*** Data section ***

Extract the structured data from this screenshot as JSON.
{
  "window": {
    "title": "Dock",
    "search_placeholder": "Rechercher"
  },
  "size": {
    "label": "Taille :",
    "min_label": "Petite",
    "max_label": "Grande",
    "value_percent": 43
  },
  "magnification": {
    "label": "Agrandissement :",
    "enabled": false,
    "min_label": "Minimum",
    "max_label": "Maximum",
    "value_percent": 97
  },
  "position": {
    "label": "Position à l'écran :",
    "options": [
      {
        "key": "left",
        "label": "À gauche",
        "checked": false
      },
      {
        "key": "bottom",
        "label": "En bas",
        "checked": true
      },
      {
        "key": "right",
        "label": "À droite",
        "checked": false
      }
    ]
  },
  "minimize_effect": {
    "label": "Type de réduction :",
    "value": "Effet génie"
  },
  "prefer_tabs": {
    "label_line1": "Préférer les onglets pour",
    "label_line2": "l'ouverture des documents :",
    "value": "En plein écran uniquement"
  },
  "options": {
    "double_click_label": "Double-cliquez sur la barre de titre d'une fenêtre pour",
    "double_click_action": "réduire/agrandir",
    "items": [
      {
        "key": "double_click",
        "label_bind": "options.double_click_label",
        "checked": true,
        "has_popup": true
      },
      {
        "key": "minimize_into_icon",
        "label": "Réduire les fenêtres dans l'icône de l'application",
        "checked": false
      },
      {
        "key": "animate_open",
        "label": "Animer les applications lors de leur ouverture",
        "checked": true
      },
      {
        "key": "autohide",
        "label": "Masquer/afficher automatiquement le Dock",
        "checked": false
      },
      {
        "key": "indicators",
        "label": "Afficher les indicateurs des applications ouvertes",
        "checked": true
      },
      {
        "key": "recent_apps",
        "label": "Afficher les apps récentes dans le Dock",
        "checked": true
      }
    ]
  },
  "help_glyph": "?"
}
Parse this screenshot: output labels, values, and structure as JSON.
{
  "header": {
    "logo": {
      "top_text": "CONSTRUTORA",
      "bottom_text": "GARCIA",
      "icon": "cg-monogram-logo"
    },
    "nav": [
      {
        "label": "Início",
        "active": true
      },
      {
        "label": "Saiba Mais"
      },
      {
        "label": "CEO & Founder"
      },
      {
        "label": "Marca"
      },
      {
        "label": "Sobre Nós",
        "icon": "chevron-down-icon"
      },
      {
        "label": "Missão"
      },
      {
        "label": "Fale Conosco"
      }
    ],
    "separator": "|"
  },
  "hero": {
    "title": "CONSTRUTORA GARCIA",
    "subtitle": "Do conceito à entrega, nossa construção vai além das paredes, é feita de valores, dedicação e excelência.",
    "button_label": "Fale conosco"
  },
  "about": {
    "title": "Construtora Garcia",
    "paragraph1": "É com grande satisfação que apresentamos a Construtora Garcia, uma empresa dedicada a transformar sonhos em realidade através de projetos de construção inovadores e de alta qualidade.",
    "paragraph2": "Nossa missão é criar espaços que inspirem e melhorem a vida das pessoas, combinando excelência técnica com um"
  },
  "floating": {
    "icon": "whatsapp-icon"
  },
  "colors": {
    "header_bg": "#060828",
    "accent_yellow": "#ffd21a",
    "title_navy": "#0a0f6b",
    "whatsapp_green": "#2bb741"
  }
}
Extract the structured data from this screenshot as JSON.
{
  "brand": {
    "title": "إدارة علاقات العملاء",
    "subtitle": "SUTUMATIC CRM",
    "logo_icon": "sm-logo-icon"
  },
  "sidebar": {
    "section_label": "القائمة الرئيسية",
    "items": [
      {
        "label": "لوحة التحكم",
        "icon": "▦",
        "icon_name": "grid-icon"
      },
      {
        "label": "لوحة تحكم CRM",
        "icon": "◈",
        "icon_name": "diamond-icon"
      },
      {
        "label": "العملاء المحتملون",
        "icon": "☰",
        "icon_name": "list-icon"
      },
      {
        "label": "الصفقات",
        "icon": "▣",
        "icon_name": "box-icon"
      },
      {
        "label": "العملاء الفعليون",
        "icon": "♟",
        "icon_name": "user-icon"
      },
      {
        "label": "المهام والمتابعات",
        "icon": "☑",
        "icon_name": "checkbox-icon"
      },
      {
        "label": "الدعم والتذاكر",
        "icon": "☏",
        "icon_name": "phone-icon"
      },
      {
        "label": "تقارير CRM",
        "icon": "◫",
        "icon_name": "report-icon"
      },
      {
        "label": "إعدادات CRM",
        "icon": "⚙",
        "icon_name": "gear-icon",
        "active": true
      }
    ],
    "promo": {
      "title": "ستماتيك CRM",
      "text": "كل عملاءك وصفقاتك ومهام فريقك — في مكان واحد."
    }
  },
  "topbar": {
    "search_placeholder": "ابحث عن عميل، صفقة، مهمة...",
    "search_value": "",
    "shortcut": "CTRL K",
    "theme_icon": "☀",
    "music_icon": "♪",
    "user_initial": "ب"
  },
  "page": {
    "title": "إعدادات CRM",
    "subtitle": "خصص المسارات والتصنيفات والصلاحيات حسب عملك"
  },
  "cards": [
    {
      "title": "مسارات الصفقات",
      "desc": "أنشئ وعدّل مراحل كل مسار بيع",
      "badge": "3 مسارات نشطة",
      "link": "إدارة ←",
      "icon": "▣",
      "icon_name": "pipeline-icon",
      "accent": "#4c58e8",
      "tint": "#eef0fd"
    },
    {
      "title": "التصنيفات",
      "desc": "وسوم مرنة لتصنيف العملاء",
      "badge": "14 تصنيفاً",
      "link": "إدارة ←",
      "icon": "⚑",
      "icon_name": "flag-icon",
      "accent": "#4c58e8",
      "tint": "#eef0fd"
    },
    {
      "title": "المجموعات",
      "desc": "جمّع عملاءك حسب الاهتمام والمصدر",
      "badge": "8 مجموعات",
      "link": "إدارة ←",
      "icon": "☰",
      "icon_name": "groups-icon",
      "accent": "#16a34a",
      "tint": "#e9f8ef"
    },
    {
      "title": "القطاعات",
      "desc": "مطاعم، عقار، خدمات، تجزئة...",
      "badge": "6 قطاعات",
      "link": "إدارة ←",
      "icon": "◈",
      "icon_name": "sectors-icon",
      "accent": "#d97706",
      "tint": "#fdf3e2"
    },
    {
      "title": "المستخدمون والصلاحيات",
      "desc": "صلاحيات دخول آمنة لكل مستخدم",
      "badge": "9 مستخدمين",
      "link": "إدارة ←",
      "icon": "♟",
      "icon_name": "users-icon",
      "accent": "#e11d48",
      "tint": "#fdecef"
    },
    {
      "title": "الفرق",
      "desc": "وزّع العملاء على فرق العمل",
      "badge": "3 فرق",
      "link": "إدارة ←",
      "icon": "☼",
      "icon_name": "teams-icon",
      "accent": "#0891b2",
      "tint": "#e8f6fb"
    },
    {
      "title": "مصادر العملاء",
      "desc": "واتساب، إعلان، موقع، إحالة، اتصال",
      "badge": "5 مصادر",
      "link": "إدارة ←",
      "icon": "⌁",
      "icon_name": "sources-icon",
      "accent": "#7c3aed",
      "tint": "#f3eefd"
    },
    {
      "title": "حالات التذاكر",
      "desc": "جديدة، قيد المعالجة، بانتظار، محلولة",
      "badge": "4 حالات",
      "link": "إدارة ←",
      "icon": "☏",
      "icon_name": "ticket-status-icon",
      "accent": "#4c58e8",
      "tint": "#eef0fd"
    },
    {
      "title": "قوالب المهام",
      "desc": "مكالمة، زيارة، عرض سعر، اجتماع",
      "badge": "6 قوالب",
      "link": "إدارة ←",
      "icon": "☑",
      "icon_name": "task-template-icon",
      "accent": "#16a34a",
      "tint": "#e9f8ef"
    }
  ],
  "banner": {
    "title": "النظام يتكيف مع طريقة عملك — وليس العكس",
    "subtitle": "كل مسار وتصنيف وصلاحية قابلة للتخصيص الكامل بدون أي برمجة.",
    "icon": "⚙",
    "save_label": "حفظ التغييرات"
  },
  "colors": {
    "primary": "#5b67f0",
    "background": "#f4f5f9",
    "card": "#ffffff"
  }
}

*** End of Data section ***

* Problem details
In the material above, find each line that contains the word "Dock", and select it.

* Written answer
    "title": "Dock",
        "label": "Masquer/afficher automatiquement le Dock",
        "label": "Afficher les apps récentes dans le Dock",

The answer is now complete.